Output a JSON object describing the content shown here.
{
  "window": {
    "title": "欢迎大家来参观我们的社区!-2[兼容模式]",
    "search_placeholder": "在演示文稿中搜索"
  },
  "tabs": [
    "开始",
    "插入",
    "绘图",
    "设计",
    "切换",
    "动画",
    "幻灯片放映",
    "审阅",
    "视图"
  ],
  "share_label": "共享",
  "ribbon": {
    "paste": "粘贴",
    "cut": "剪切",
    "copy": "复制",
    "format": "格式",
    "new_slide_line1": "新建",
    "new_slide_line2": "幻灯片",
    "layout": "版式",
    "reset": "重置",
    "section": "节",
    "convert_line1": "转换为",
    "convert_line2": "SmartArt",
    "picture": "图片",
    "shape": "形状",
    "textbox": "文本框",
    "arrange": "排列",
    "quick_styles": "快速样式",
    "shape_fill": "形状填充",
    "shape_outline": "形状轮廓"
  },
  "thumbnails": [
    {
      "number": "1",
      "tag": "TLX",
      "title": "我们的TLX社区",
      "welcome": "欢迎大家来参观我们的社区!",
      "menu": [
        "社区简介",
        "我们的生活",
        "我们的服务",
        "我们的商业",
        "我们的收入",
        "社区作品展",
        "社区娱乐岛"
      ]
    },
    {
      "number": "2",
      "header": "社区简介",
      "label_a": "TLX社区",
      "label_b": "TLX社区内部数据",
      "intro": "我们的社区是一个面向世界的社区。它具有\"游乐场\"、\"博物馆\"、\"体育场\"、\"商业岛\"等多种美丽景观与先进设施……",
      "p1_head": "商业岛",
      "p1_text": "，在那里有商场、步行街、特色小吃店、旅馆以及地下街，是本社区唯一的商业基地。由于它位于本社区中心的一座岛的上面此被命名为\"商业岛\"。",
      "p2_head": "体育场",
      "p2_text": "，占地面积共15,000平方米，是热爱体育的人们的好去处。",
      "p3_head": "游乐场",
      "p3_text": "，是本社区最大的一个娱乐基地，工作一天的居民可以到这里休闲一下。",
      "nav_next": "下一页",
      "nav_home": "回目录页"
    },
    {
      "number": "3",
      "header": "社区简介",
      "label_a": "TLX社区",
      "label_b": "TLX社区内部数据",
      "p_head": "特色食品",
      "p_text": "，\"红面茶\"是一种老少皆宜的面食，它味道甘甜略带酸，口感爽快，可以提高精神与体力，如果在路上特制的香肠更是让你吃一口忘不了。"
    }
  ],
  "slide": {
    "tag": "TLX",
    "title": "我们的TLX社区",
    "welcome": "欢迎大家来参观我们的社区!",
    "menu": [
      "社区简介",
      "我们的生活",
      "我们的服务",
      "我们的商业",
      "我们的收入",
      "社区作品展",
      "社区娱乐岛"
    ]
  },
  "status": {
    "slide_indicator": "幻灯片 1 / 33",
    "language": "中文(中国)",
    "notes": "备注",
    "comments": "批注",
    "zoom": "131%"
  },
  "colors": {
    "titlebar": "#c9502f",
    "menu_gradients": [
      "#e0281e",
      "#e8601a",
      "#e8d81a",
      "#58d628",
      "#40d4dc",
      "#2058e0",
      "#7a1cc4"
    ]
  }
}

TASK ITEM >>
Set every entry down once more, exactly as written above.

SOLUTION FOR THIS PROBLEM >>
Output a JSON object describing the content shown here.
{
  "window": {
    "title": "欢迎大家来参观我们的社区!-2[兼容模式]",
    "search_placeholder": "在演示文稿中搜索"
  },
  "tabs": [
    "开始",
    "插入",
    "绘图",
    "设计",
    "切换",
    "动画",
    "幻灯片放映",
    "审阅",
    "视图"
  ],
  "share_label": "共享",
  "ribbon": {
    "paste": "粘贴",
    "cut": "剪切",
    "copy": "复制",
    "format": "格式",
    "new_slide_line1": "新建",
    "new_slide_line2": "幻灯片",
    "layout": "版式",
    "reset": "重置",
    "section": "节",
    "convert_line1": "转换为",
    "convert_line2": "SmartArt",
    "picture": "图片",
    "shape": "形状",
    "textbox": "文本框",
    "arrange": "排列",
    "quick_styles": "快速样式",
    "shape_fill": "形状填充",
    "shape_outline": "形状轮廓"
  },
  "thumbnails": [
    {
      "number": "1",
      "tag": "TLX",
      "title": "我们的TLX社区",
      "welcome": "欢迎大家来参观我们的社区!",
      "menu": [
        "社区简介",
        "我们的生活",
        "我们的服务",
        "我们的商业",
        "我们的收入",
        "社区作品展",
        "社区娱乐岛"
      ]
    },
    {
      "number": "2",
      "header": "社区简介",
      "label_a": "TLX社区",
      "label_b": "TLX社区内部数据",
      "intro": "我们的社区是一个面向世界的社区。它具有\"游乐场\"、\"博物馆\"、\"体育场\"、\"商业岛\"等多种美丽景观与先进设施……",
      "p1_head": "商业岛",
      "p1_text": "，在那里有商场、步行街、特色小吃店、旅馆以及地下街，是本社区唯一的商业基地。由于它位于本社区中心的一座岛的上面此被命名为\"商业岛\"。",
      "p2_head": "体育场",
      "p2_text": "，占地面积共15,000平方米，是热爱体育的人们的好去处。",
      "p3_head": "游乐场",
      "p3_text": "，是本社区最大的一个娱乐基地，工作一天的居民可以到这里休闲一下。",
      "nav_next": "下一页",
      "nav_home": "回目录页"
    },
    {
      "number": "3",
      "header": "社区简介",
      "label_a": "TLX社区",
      "label_b": "TLX社区内部数据",
      "p_head": "特色食品",
      "p_text": "，\"红面茶\"是一种老少皆宜的面食，它味道甘甜略带酸，口感爽快，可以提高精神与体力，如果在路上特制的香肠更是让你吃一口忘不了。"
    }
  ],
  "slide": {
    "tag": "TLX",
    "title": "我们的TLX社区",
    "welcome": "欢迎大家来参观我们的社区!",
    "menu": [
      "社区简介",
      "我们的生活",
      "我们的服务",
      "我们的商业",
      "我们的收入",
      "社区作品展",
      "社区娱乐岛"
    ]
  },
  "status": {
    "slide_indicator": "幻灯片 1 / 33",
    "language": "中文(中国)",
    "notes": "备注",
    "comments": "批注",
    "zoom": "131%"
  },
  "colors": {
    "titlebar": "#c9502f",
    "menu_gradients": [
      "#e0281e",
      "#e8601a",
      "#e8d81a",
      "#58d628",
      "#40d4dc",
      "#2058e0",
      "#7a1cc4"
    ]
  }
}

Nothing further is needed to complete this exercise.